STORED DATA:
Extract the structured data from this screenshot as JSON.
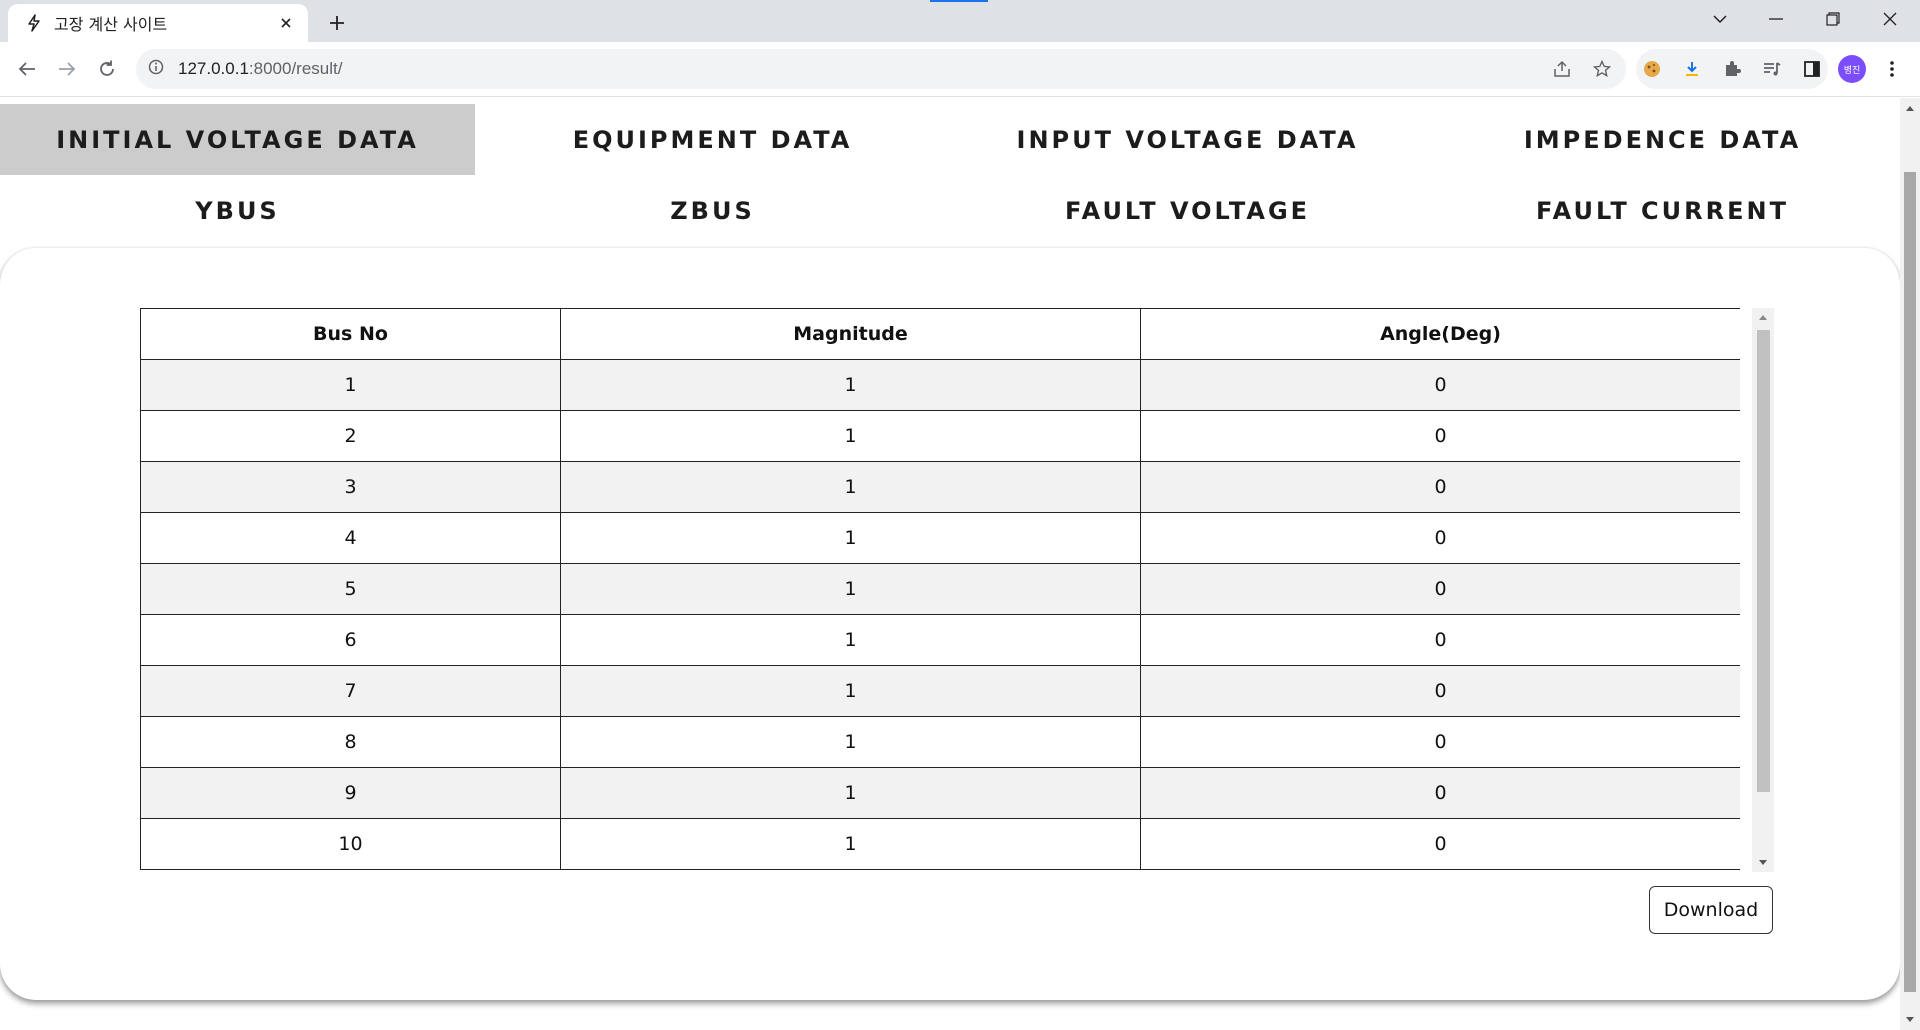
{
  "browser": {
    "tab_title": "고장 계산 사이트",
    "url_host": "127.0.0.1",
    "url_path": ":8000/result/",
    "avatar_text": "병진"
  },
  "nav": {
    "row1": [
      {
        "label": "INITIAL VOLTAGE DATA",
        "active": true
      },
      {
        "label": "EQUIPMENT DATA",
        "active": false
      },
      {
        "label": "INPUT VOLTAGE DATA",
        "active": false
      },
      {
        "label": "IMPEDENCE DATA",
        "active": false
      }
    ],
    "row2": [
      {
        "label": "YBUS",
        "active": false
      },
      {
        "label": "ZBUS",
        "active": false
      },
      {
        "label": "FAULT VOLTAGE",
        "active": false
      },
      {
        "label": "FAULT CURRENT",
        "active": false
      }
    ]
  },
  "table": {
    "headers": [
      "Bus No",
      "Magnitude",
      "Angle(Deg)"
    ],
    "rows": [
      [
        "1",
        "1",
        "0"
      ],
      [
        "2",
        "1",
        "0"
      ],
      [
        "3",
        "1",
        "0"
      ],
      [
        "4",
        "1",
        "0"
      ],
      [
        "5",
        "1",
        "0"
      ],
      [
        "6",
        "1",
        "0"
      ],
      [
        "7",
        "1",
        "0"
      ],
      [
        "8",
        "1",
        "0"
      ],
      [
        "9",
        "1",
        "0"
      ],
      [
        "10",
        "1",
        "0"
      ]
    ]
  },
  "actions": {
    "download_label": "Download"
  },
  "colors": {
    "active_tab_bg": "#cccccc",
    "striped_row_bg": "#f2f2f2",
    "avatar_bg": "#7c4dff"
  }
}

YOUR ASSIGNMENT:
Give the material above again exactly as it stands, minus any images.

WRITTEN ANSWER:
Extract the structured data from this screenshot as JSON.
{
  "browser": {
    "tab_title": "고장 계산 사이트",
    "url_host": "127.0.0.1",
    "url_path": ":8000/result/",
    "avatar_text": "병진"
  },
  "nav": {
    "row1": [
      {
        "label": "INITIAL VOLTAGE DATA",
        "active": true
      },
      {
        "label": "EQUIPMENT DATA",
        "active": false
      },
      {
        "label": "INPUT VOLTAGE DATA",
        "active": false
      },
      {
        "label": "IMPEDENCE DATA",
        "active": false
      }
    ],
    "row2": [
      {
        "label": "YBUS",
        "active": false
      },
      {
        "label": "ZBUS",
        "active": false
      },
      {
        "label": "FAULT VOLTAGE",
        "active": false
      },
      {
        "label": "FAULT CURRENT",
        "active": false
      }
    ]
  },
  "table": {
    "headers": [
      "Bus No",
      "Magnitude",
      "Angle(Deg)"
    ],
    "rows": [
      [
        "1",
        "1",
        "0"
      ],
      [
        "2",
        "1",
        "0"
      ],
      [
        "3",
        "1",
        "0"
      ],
      [
        "4",
        "1",
        "0"
      ],
      [
        "5",
        "1",
        "0"
      ],
      [
        "6",
        "1",
        "0"
      ],
      [
        "7",
        "1",
        "0"
      ],
      [
        "8",
        "1",
        "0"
      ],
      [
        "9",
        "1",
        "0"
      ],
      [
        "10",
        "1",
        "0"
      ]
    ]
  },
  "actions": {
    "download_label": "Download"
  },
  "colors": {
    "active_tab_bg": "#cccccc",
    "striped_row_bg": "#f2f2f2",
    "avatar_bg": "#7c4dff"
  }
}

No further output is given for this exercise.